Stored data
════════════════
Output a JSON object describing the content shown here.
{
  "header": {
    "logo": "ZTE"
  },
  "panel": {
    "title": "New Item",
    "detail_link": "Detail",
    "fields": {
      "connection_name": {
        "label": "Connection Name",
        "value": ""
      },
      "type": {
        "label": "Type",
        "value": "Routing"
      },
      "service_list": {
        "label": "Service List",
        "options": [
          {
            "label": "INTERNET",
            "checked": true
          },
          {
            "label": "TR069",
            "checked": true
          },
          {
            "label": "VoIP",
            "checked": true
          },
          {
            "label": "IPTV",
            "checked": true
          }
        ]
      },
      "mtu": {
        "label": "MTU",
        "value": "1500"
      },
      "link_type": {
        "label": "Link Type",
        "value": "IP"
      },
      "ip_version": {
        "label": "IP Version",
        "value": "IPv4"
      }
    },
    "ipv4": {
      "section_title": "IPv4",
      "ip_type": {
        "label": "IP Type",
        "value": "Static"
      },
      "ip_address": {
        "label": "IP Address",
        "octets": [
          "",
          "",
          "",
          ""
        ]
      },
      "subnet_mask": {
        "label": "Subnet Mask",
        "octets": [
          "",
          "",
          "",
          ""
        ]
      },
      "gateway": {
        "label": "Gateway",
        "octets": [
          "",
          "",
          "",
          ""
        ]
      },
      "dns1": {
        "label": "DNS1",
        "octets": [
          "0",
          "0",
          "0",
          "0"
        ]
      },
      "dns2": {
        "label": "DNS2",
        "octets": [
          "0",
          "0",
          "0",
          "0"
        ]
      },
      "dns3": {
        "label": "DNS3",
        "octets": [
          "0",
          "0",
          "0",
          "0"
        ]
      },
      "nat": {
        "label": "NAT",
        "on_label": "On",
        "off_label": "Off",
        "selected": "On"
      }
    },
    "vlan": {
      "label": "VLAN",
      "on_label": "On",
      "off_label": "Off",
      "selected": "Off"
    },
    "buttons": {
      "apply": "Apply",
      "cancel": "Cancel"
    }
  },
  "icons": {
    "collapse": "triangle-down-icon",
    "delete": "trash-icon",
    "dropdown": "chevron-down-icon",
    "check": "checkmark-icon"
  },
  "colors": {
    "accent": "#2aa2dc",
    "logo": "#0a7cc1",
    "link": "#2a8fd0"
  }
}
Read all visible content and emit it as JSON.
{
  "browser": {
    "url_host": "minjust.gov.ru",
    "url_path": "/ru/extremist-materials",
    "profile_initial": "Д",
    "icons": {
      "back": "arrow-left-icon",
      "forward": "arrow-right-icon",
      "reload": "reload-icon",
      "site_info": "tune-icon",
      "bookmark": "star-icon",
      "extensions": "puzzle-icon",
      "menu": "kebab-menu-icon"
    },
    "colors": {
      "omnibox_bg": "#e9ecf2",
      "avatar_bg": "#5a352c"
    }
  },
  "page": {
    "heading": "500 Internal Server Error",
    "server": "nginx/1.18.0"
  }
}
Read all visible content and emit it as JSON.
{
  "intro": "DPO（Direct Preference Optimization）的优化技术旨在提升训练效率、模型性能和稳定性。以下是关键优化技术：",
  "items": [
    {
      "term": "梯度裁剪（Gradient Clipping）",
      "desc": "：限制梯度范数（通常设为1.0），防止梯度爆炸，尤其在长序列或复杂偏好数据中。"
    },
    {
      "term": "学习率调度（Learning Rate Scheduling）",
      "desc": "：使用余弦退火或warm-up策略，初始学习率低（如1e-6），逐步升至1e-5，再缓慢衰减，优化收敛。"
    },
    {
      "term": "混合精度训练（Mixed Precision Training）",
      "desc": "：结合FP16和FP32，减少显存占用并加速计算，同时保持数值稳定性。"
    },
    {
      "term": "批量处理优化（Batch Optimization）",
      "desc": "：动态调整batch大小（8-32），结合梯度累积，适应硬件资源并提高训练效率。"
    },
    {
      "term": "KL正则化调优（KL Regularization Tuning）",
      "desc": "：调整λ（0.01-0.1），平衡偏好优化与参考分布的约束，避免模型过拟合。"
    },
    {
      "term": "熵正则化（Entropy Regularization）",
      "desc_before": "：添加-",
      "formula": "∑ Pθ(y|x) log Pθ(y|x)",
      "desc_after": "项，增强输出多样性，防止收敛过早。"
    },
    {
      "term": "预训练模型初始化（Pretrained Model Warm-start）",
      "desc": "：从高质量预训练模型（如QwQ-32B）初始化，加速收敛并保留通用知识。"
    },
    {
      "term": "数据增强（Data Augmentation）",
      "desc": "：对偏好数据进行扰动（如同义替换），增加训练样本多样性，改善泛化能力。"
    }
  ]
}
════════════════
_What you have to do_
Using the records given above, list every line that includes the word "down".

_Worked solution_
    "collapse": "triangle-down-icon",
    "dropdown": "chevron-down-icon",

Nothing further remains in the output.